Data items
□ □ □ □ □
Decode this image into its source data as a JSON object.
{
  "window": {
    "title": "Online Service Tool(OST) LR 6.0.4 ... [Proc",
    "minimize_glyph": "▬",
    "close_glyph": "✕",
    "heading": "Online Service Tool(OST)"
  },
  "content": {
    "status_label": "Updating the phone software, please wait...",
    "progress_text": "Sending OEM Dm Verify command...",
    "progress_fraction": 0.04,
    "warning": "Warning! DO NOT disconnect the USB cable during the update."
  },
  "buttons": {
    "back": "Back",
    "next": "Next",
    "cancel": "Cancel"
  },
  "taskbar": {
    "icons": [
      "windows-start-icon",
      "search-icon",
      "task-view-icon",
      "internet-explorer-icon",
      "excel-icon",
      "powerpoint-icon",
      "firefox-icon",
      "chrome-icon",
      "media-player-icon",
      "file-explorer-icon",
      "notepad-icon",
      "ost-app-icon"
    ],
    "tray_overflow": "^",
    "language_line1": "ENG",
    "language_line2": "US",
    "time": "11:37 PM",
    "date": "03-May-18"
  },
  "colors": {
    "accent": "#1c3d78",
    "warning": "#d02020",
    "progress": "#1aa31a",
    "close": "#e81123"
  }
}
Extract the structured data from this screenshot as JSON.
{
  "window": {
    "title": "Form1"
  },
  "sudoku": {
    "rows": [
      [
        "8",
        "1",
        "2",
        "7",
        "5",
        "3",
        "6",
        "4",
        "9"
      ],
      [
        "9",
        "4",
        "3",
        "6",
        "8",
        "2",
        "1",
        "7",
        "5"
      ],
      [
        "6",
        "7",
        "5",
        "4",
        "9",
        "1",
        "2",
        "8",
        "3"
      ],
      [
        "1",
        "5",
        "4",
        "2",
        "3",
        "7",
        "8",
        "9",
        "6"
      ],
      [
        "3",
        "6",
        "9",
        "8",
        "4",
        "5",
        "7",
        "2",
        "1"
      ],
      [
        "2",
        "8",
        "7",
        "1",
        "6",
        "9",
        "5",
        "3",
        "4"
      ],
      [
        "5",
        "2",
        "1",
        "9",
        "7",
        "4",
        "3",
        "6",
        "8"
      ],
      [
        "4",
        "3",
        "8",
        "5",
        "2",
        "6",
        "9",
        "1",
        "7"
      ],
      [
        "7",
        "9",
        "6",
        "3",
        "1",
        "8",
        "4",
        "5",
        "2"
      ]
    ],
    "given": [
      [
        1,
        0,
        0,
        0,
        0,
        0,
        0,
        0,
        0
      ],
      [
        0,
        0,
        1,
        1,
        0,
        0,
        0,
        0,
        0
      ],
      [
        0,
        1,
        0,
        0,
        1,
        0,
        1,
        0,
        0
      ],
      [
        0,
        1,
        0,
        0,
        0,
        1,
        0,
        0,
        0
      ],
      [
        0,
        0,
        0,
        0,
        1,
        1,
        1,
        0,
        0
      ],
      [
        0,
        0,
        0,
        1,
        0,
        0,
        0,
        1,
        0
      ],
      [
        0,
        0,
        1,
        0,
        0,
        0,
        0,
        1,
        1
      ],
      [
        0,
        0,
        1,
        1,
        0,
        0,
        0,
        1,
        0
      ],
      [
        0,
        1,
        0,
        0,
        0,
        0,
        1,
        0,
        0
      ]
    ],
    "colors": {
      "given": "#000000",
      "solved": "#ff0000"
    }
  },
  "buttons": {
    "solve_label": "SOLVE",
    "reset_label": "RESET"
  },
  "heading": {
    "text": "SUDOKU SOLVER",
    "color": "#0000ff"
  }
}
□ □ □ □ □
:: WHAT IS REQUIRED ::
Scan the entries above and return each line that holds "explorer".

:: RESPONSE TO THIS EXERCISE ::
      "internet-explorer-icon",
      "file-explorer-icon",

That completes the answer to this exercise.